## Supplied data:
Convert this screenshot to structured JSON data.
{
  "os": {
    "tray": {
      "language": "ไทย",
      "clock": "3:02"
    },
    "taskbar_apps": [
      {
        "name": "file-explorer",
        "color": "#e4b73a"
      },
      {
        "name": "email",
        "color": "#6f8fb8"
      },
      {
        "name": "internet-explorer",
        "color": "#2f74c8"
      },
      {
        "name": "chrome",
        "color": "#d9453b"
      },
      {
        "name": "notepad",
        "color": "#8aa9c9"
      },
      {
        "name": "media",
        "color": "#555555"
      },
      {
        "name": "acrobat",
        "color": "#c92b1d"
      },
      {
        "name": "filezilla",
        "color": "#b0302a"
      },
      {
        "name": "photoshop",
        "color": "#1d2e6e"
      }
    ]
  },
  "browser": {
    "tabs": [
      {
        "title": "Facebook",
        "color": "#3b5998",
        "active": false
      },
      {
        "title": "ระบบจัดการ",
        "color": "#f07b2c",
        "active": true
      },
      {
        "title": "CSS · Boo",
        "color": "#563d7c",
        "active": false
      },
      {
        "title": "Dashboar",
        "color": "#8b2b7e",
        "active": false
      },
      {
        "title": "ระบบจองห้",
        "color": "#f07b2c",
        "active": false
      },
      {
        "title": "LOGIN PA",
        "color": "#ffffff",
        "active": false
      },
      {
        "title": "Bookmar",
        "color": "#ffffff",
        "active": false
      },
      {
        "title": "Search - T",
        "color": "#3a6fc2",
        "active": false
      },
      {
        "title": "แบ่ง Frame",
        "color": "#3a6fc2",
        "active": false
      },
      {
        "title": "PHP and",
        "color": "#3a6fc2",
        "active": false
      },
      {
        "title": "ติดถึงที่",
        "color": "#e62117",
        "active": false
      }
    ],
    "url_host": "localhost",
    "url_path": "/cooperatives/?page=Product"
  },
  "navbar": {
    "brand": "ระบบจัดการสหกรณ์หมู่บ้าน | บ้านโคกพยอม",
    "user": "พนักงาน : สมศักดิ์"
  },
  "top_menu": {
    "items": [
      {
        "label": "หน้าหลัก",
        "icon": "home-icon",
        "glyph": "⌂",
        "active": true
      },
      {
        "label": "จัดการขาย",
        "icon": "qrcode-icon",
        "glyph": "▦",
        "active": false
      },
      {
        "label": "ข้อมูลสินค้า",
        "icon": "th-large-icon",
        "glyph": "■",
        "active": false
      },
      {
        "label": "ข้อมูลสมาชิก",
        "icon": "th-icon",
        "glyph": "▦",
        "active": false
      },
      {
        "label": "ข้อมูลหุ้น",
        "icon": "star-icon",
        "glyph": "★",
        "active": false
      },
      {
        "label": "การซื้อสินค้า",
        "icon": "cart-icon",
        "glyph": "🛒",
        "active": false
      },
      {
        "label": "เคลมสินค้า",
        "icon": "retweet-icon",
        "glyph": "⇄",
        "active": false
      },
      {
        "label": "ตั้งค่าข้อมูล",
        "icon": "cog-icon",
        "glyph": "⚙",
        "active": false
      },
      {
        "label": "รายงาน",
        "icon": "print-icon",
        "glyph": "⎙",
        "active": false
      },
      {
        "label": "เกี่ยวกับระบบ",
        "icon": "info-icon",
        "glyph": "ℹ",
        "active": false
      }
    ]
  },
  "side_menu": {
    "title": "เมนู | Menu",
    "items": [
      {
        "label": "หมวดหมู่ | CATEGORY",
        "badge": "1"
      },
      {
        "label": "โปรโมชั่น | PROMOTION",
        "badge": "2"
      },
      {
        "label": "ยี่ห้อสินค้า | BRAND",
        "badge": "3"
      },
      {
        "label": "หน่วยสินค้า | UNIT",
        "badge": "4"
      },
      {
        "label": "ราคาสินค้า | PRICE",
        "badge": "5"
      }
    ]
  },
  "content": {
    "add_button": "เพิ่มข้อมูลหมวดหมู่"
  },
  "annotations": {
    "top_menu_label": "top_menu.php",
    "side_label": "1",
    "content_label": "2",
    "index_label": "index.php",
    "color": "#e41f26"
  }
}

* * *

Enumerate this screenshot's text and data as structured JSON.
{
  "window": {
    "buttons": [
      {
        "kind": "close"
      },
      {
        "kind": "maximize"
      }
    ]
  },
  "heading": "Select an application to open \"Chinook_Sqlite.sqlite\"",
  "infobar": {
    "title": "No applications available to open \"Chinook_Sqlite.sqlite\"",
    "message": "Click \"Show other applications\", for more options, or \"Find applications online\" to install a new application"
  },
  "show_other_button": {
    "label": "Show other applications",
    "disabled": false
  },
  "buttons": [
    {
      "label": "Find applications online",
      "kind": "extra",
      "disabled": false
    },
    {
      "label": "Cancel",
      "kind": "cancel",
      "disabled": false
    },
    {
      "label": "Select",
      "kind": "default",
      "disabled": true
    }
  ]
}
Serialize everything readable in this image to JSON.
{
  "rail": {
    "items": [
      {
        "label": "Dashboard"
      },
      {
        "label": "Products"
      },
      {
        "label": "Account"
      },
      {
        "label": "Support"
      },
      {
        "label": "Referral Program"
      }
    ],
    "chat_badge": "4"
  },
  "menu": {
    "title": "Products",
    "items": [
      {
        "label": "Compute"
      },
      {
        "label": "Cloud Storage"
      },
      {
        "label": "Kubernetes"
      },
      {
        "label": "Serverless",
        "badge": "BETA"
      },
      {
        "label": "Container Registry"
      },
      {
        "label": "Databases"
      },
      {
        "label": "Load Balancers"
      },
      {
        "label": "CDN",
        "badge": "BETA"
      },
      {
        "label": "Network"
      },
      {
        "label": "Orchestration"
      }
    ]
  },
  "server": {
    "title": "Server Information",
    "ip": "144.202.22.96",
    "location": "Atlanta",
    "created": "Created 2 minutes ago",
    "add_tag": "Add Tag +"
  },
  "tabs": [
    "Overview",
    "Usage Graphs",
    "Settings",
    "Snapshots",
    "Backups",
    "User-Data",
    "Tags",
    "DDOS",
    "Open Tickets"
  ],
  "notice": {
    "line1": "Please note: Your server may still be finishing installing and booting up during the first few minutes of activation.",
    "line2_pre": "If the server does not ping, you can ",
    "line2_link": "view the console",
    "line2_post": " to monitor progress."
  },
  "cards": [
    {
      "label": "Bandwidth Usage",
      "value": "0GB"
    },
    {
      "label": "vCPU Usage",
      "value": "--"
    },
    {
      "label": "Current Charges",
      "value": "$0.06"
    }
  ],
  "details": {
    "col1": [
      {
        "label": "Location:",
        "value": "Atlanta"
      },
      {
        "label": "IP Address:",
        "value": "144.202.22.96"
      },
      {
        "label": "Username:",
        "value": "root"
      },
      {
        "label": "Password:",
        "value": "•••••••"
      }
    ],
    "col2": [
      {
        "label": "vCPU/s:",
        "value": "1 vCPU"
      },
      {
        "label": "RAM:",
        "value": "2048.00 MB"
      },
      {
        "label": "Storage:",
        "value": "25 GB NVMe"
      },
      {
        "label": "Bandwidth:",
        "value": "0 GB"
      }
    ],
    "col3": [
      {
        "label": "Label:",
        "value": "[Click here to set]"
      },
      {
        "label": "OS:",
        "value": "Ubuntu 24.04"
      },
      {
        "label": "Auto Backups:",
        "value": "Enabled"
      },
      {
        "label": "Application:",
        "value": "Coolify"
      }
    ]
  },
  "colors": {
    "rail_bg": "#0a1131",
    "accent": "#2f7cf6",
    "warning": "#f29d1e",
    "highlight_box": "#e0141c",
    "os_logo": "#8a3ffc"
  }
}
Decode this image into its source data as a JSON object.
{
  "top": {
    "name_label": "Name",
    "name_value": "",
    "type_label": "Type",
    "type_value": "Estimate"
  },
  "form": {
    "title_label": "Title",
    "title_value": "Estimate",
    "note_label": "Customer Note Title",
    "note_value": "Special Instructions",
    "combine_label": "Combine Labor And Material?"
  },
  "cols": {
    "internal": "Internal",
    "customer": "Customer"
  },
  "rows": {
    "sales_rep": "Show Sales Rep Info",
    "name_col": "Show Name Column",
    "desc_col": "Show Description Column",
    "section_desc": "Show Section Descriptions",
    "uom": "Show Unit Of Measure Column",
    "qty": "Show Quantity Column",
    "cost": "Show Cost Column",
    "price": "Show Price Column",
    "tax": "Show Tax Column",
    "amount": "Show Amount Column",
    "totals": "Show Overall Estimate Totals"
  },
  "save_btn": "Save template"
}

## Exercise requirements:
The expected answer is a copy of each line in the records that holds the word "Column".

## Reply to the exercise:
    "name_col": "Show Name Column",
    "desc_col": "Show Description Column",
    "uom": "Show Unit Of Measure Column",
    "qty": "Show Quantity Column",
    "cost": "Show Cost Column",
    "price": "Show Price Column",
    "tax": "Show Tax Column",
    "amount": "Show Amount Column",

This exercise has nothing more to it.